### What the task asks
Draw out every line with the word "text" from the listing below.

(Beginning of Data excerpts)

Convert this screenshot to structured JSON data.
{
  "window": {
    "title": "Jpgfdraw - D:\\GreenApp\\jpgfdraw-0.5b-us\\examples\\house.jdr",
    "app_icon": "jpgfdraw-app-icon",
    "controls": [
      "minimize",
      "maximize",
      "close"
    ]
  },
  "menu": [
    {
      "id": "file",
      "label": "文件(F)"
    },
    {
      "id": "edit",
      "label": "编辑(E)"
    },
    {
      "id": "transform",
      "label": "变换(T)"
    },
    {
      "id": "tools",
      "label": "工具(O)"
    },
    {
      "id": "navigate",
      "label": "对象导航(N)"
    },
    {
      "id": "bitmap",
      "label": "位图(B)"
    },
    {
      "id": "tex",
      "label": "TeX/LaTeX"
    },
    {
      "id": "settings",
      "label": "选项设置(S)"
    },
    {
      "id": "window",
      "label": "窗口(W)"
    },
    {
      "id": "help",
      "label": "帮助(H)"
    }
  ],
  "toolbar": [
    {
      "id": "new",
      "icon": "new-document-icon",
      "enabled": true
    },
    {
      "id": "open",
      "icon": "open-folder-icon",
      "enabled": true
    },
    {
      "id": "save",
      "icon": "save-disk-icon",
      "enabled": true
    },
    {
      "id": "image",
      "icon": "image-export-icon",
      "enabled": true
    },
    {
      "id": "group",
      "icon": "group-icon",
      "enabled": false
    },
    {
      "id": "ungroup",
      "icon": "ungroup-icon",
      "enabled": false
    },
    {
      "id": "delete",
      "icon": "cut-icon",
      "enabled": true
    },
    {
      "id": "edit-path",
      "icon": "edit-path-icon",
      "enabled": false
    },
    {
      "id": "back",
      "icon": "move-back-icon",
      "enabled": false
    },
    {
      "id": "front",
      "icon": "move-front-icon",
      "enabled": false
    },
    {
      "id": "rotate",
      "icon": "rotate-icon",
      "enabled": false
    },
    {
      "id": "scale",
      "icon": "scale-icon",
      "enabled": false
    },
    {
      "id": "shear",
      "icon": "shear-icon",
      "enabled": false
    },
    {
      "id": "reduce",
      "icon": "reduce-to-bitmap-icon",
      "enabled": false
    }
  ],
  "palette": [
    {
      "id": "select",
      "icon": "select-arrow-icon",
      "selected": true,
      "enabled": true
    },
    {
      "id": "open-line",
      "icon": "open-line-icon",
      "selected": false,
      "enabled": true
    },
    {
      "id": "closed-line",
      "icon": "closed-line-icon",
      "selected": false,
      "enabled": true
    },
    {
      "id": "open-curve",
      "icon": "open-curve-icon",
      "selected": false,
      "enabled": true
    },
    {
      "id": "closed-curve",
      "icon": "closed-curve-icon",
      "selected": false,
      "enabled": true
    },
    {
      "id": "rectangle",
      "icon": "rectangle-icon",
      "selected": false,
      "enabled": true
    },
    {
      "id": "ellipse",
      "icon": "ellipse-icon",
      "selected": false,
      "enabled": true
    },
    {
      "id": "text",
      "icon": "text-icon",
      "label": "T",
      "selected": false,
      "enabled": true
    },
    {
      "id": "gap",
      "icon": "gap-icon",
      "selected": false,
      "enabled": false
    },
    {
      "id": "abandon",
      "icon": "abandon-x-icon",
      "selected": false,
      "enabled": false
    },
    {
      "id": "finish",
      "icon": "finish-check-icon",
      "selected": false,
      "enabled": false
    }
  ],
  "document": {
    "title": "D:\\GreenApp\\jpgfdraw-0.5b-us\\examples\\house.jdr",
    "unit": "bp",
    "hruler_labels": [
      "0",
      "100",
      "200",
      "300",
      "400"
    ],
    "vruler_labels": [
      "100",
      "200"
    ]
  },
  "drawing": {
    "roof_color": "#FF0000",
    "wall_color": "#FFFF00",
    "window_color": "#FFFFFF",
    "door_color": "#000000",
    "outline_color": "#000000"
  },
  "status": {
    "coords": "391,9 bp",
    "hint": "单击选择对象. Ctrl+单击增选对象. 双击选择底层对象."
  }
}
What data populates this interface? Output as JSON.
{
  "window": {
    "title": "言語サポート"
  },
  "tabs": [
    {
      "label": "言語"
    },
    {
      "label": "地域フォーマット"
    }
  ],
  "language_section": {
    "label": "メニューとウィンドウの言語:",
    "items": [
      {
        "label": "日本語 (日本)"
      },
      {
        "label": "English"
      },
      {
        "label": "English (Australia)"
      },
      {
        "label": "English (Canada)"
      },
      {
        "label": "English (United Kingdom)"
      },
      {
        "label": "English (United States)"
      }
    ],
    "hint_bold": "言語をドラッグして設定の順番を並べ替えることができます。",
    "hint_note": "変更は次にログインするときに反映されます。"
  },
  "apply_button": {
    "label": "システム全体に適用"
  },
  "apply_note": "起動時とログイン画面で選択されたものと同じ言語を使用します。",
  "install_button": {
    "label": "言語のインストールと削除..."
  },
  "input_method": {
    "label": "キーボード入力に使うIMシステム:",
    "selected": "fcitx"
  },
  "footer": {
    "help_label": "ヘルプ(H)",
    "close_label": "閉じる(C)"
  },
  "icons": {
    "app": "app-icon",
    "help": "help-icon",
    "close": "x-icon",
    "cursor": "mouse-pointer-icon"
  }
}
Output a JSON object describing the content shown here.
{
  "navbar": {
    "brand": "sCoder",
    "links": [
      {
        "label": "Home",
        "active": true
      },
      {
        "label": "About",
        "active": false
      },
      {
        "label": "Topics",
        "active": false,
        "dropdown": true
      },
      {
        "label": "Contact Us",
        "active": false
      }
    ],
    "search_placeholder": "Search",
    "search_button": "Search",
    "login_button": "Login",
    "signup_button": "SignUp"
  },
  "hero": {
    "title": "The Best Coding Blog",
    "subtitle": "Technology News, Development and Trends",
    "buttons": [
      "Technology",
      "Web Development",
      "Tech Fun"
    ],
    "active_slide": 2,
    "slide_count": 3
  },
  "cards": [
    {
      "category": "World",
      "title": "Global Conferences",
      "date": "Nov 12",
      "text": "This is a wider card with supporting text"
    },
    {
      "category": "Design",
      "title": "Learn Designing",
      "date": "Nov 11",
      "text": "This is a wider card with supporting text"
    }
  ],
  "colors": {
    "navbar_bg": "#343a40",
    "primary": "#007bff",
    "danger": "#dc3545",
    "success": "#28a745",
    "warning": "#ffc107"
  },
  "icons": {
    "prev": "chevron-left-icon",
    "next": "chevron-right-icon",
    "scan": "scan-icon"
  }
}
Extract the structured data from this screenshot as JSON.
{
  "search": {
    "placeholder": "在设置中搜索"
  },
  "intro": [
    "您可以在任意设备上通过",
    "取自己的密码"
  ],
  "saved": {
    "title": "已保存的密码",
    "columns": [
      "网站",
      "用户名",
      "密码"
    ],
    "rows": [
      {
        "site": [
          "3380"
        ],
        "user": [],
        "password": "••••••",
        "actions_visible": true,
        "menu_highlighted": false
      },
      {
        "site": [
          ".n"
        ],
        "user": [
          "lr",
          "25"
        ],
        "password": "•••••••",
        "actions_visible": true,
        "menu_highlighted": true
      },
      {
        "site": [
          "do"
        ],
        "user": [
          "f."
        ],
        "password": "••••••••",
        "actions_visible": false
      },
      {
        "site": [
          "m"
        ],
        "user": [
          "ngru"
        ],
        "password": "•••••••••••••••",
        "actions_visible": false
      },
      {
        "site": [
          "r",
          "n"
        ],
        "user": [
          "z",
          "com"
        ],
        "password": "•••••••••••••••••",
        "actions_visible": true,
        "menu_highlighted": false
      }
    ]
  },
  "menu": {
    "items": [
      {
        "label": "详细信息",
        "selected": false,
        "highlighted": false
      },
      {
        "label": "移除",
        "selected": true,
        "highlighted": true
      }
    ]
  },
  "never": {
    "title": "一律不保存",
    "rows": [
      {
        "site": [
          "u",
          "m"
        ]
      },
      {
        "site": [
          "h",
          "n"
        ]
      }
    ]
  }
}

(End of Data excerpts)

### Task response
      "id": "text",
      "icon": "text-icon",
      "text": "This is a wider card with supporting text"
      "text": "This is a wider card with supporting text"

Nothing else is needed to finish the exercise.